                    o Atrium Health took the most taxpayer relief dollars, collecting $589 million in COVID relief and another $438 million in Medicare advance payments. Atrium Health then made a $1.7 billion net profit after its merger with Wake Forest Baptist Health in 2021. 

  •  Seven systems took $1.5 billion in taxpayer-funded coronavirus relief meant for struggling hospitals, as well as another $1.6 billion in Medicare Accelerated and Advance Payments from 2020-2021.

            These systems had vast resources compared to rural hospitals and independent physicians.
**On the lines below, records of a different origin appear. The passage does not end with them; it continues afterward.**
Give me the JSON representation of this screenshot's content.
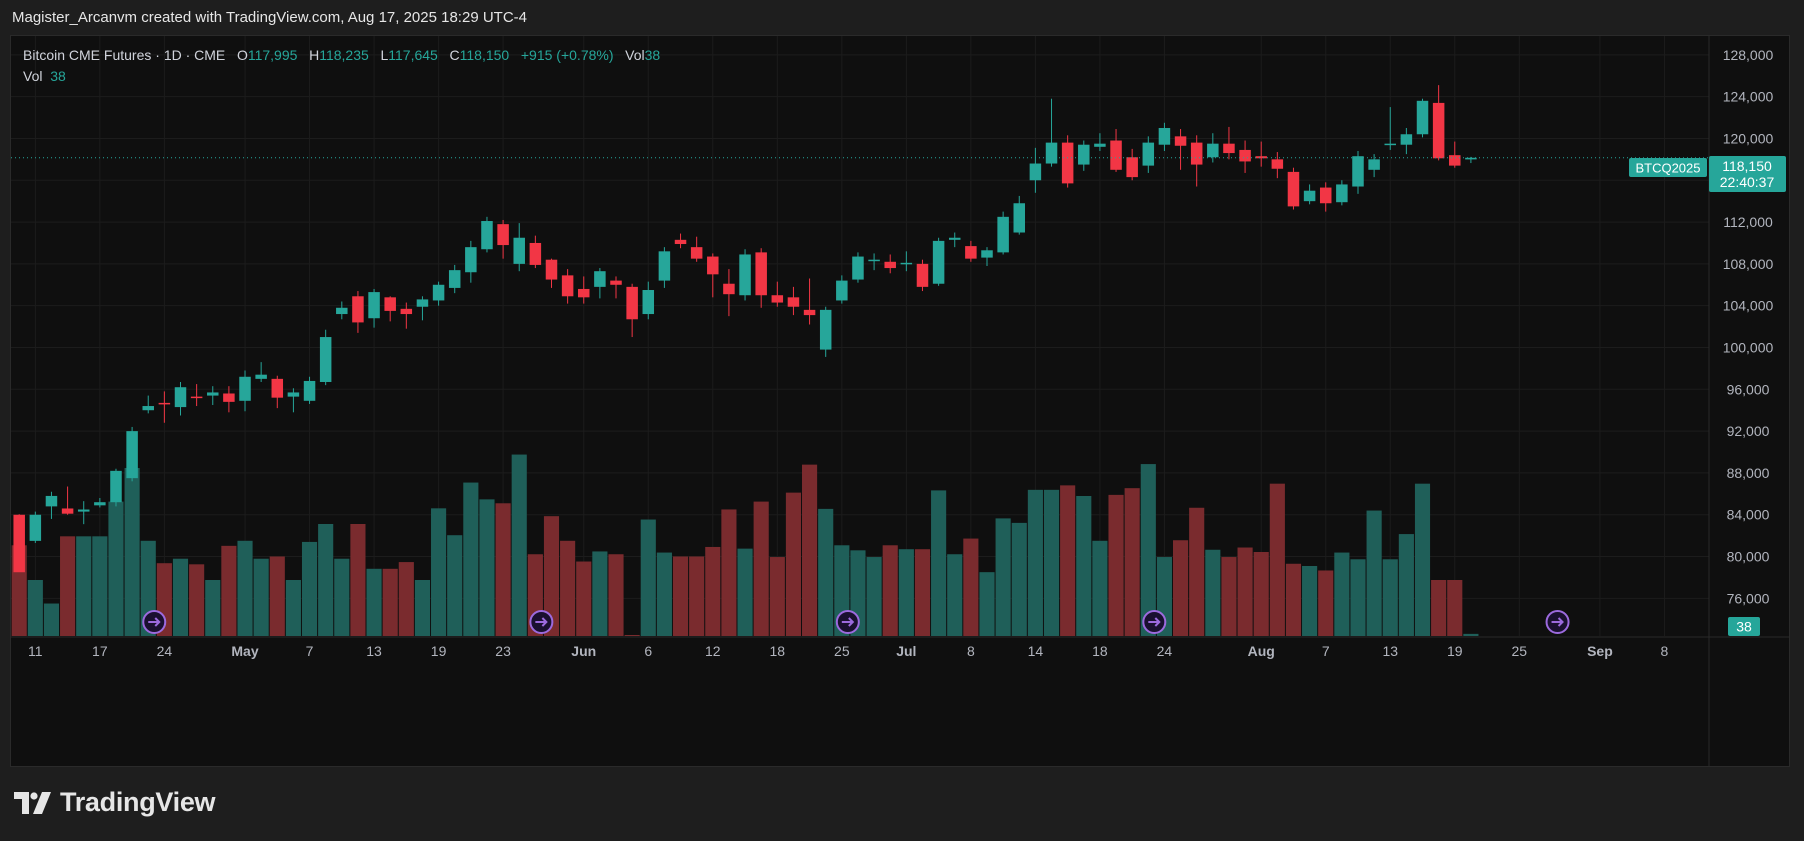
{
  "header": {
    "credit": "Magister_Arcanvm created with TradingView.com, Aug 17, 2025 18:29 UTC-4"
  },
  "legend": {
    "symbol": "Bitcoin CME Futures · 1D · CME",
    "o_label": "O",
    "o_value": "117,995",
    "h_label": "H",
    "h_value": "118,235",
    "l_label": "L",
    "l_value": "117,645",
    "c_label": "C",
    "c_value": "118,150",
    "change": "+915 (+0.78%)",
    "vol_label": "Vol",
    "vol_value": "38",
    "vol_row_label": "Vol",
    "vol_row_value": "38"
  },
  "price_tag": {
    "symbol": "BTCQ2025",
    "price": "118,150",
    "countdown": "22:40:37",
    "volume": "38"
  },
  "brand": {
    "name": "TradingView"
  },
  "colors": {
    "up": "#26a69a",
    "down": "#f23645",
    "up_volume": "#1f5f59",
    "down_volume": "#7a2b2e",
    "grid": "#1c1c1c",
    "event_marker": "#9c6ade"
  },
  "chart_data": {
    "type": "candlestick",
    "title": "Bitcoin CME Futures · 1D · CME",
    "ylim": [
      72400,
      129800
    ],
    "y_ticks": [
      128000,
      124000,
      120000,
      116000,
      112000,
      108000,
      104000,
      100000,
      96000,
      92000,
      88000,
      84000,
      80000,
      76000
    ],
    "y_tick_labels": [
      "128,000",
      "124,000",
      "120,000",
      "116,000",
      "112,000",
      "108,000",
      "104,000",
      "100,000",
      "96,000",
      "92,000",
      "88,000",
      "84,000",
      "80,000",
      "76,000"
    ],
    "x_tick_labels": [
      {
        "label": "11",
        "bar": 1
      },
      {
        "label": "17",
        "bar": 5
      },
      {
        "label": "24",
        "bar": 9
      },
      {
        "label": "May",
        "bar": 14,
        "bold": true
      },
      {
        "label": "7",
        "bar": 18
      },
      {
        "label": "13",
        "bar": 22
      },
      {
        "label": "19",
        "bar": 26
      },
      {
        "label": "23",
        "bar": 30
      },
      {
        "label": "Jun",
        "bar": 35,
        "bold": true
      },
      {
        "label": "6",
        "bar": 39
      },
      {
        "label": "12",
        "bar": 43
      },
      {
        "label": "18",
        "bar": 47
      },
      {
        "label": "25",
        "bar": 51
      },
      {
        "label": "Jul",
        "bar": 55,
        "bold": true
      },
      {
        "label": "8",
        "bar": 59
      },
      {
        "label": "14",
        "bar": 63
      },
      {
        "label": "18",
        "bar": 67
      },
      {
        "label": "24",
        "bar": 71
      },
      {
        "label": "Aug",
        "bar": 77,
        "bold": true
      },
      {
        "label": "7",
        "bar": 81
      },
      {
        "label": "13",
        "bar": 85
      },
      {
        "label": "19",
        "bar": 89
      },
      {
        "label": "25",
        "bar": 93
      },
      {
        "label": "Sep",
        "bar": 98,
        "bold": true
      },
      {
        "label": "8",
        "bar": 102
      }
    ],
    "last_price": 118150,
    "event_marker_bars": [
      8,
      32,
      51,
      70,
      95
    ],
    "candles": [
      [
        84000,
        78500,
        84050,
        78550,
        1620
      ],
      [
        81500,
        84000,
        84300,
        81300,
        1000
      ],
      [
        84800,
        85800,
        86200,
        83600,
        580
      ],
      [
        84600,
        84100,
        86700,
        84000,
        1780
      ],
      [
        84300,
        84500,
        85300,
        83100,
        1780
      ],
      [
        84900,
        85200,
        85600,
        84700,
        1780
      ],
      [
        85200,
        88200,
        88400,
        84800,
        2400
      ],
      [
        87500,
        92000,
        92400,
        87200,
        3000
      ],
      [
        94000,
        94400,
        95400,
        93700,
        1700
      ],
      [
        94700,
        94600,
        95800,
        92800,
        1300
      ],
      [
        94300,
        96200,
        96700,
        93500,
        1380
      ],
      [
        95300,
        95200,
        96500,
        94400,
        1280
      ],
      [
        95400,
        95700,
        96300,
        94500,
        1000
      ],
      [
        95600,
        94800,
        96300,
        93800,
        1610
      ],
      [
        94900,
        97200,
        97800,
        93900,
        1700
      ],
      [
        97000,
        97400,
        98600,
        96700,
        1380
      ],
      [
        97000,
        95200,
        97300,
        94200,
        1420
      ],
      [
        95300,
        95700,
        96100,
        93800,
        1000
      ],
      [
        94900,
        96800,
        97200,
        94600,
        1680
      ],
      [
        96700,
        101000,
        101700,
        96400,
        2000
      ],
      [
        103200,
        103800,
        104400,
        102700,
        1380
      ],
      [
        104900,
        102400,
        105400,
        101400,
        2000
      ],
      [
        102800,
        105300,
        105600,
        101900,
        1200
      ],
      [
        104800,
        103500,
        104900,
        102500,
        1200
      ],
      [
        103700,
        103200,
        104300,
        101800,
        1320
      ],
      [
        103900,
        104600,
        104900,
        102600,
        1000
      ],
      [
        104500,
        106000,
        106300,
        104000,
        2280
      ],
      [
        105700,
        107400,
        107900,
        105200,
        1800
      ],
      [
        107200,
        109600,
        110200,
        106200,
        2740
      ],
      [
        109400,
        112100,
        112500,
        109100,
        2440
      ],
      [
        111800,
        109800,
        112200,
        108500,
        2370
      ],
      [
        108000,
        110500,
        111900,
        107300,
        3240
      ],
      [
        110000,
        107900,
        110700,
        107600,
        1460
      ],
      [
        108400,
        106500,
        108500,
        105700,
        2140
      ],
      [
        106900,
        104900,
        107500,
        104200,
        1700
      ],
      [
        105600,
        104800,
        106800,
        104200,
        1330
      ],
      [
        105800,
        107300,
        107600,
        104700,
        1510
      ],
      [
        106400,
        106000,
        106800,
        104700,
        1460
      ],
      [
        105800,
        102700,
        106100,
        101000,
        0
      ],
      [
        103200,
        105500,
        106300,
        102700,
        2080
      ],
      [
        106400,
        109200,
        109600,
        105700,
        1490
      ],
      [
        110300,
        109900,
        110900,
        109500,
        1420
      ],
      [
        109600,
        108500,
        110600,
        108200,
        1420
      ],
      [
        108700,
        107000,
        109000,
        104800,
        1590
      ],
      [
        106100,
        105100,
        107500,
        103000,
        2260
      ],
      [
        105000,
        108900,
        109400,
        104500,
        1560
      ],
      [
        109100,
        105000,
        109500,
        103800,
        2400
      ],
      [
        105000,
        104300,
        106300,
        103900,
        1410
      ],
      [
        104800,
        103900,
        105800,
        103100,
        2560
      ],
      [
        103600,
        103100,
        106600,
        102200,
        3060
      ],
      [
        99800,
        103600,
        103900,
        99100,
        2270
      ],
      [
        104500,
        106400,
        106900,
        104200,
        1620
      ],
      [
        106500,
        108700,
        109100,
        106200,
        1530
      ],
      [
        108400,
        108400,
        109000,
        107400,
        1410
      ],
      [
        108200,
        107600,
        108900,
        107100,
        1620
      ],
      [
        108000,
        108100,
        109200,
        107300,
        1550
      ],
      [
        108000,
        105800,
        108400,
        105400,
        1550
      ],
      [
        106100,
        110200,
        110500,
        105900,
        2600
      ],
      [
        110300,
        110500,
        111000,
        109600,
        1460
      ],
      [
        109700,
        108500,
        110200,
        108200,
        1740
      ],
      [
        108600,
        109300,
        109600,
        107800,
        1140
      ],
      [
        109100,
        112500,
        113000,
        108900,
        2100
      ],
      [
        111000,
        113800,
        114500,
        110800,
        2020
      ],
      [
        116000,
        117600,
        119100,
        114800,
        2610
      ],
      [
        117600,
        119600,
        123800,
        117300,
        2610
      ],
      [
        119600,
        115700,
        120300,
        115300,
        2690
      ],
      [
        117500,
        119400,
        119800,
        116900,
        2500
      ],
      [
        119200,
        119500,
        120500,
        118800,
        1700
      ],
      [
        119800,
        117000,
        120900,
        116800,
        2520
      ],
      [
        118200,
        116300,
        119000,
        116000,
        2640
      ],
      [
        117400,
        119600,
        120200,
        116700,
        3070
      ],
      [
        119400,
        121000,
        121500,
        118800,
        1410
      ],
      [
        120200,
        119300,
        120900,
        117000,
        1710
      ],
      [
        119600,
        117500,
        120300,
        115400,
        2290
      ],
      [
        118200,
        119500,
        120500,
        117700,
        1540
      ],
      [
        119500,
        118600,
        121100,
        118000,
        1410
      ],
      [
        118900,
        117800,
        119800,
        116700,
        1580
      ],
      [
        118300,
        118100,
        119700,
        117300,
        1500
      ],
      [
        118000,
        117100,
        118700,
        116200,
        2720
      ],
      [
        116800,
        113500,
        117200,
        113200,
        1290
      ],
      [
        114000,
        115000,
        115600,
        113700,
        1250
      ],
      [
        115300,
        113800,
        115800,
        113000,
        1170
      ],
      [
        113900,
        115600,
        116000,
        113600,
        1490
      ],
      [
        115400,
        118300,
        118800,
        114700,
        1370
      ],
      [
        117000,
        118000,
        118500,
        116300,
        2240
      ],
      [
        119400,
        119500,
        123000,
        118900,
        1370
      ],
      [
        119400,
        120400,
        121000,
        118500,
        1820
      ],
      [
        120400,
        123600,
        123800,
        120100,
        2720
      ],
      [
        123400,
        118100,
        125100,
        117900,
        1000
      ],
      [
        118400,
        117400,
        119700,
        117200,
        1000
      ],
      [
        117995,
        118150,
        118235,
        117645,
        38
      ]
    ]
  }
}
Most had enough cash on hand to operate for more than half a year without any incoming revenue, as well as billions of dollars in cash and financial investments. 

            In contrast, many rural hospitals lacked the cash on hand to operate for a month before shutting their doors.

  • The dominant hospital systems did not share their profits with disadvantaged patients.

            Charity care spending fell across a third of 104 hospitals in 2020.

            Across 104 hospitals, charity care spending rose only $246.5 million from 2019 to 2020 — an increase that equals less than 8% of the seven systems’ $3.1 billion growth in cash and investments that year.

            Some hospitals increased billing of poor patients eligible for charity care, while Atrium Health sued hundreds of patients.

  • There is little accountability at the state or federal levels for nonprofit hospitals’ tax exemptions or community benefits.

            North Carolina does not require a minimum threshold for charity care spending.

            o The Internal Revenue Service cannot prove that it is consistently reviewing hospitals’ community benefits.

            o  Unless state lawmakers take action, the profits gained from the misdirection of taxpayer dollars are expected to fuel record levels of consolidation and price increases.

The SHP, a division of the N.C. Department of State Treasurer, provides health care coverage to nearly 750,000 teachers, current and former lawmakers, state university and community college personnel, active and retired state employees and their dependents. It is the largest purchaser of health care and prescription drugs in North Carolina. For more information, visit the SHP website.

Author: Mike Jackson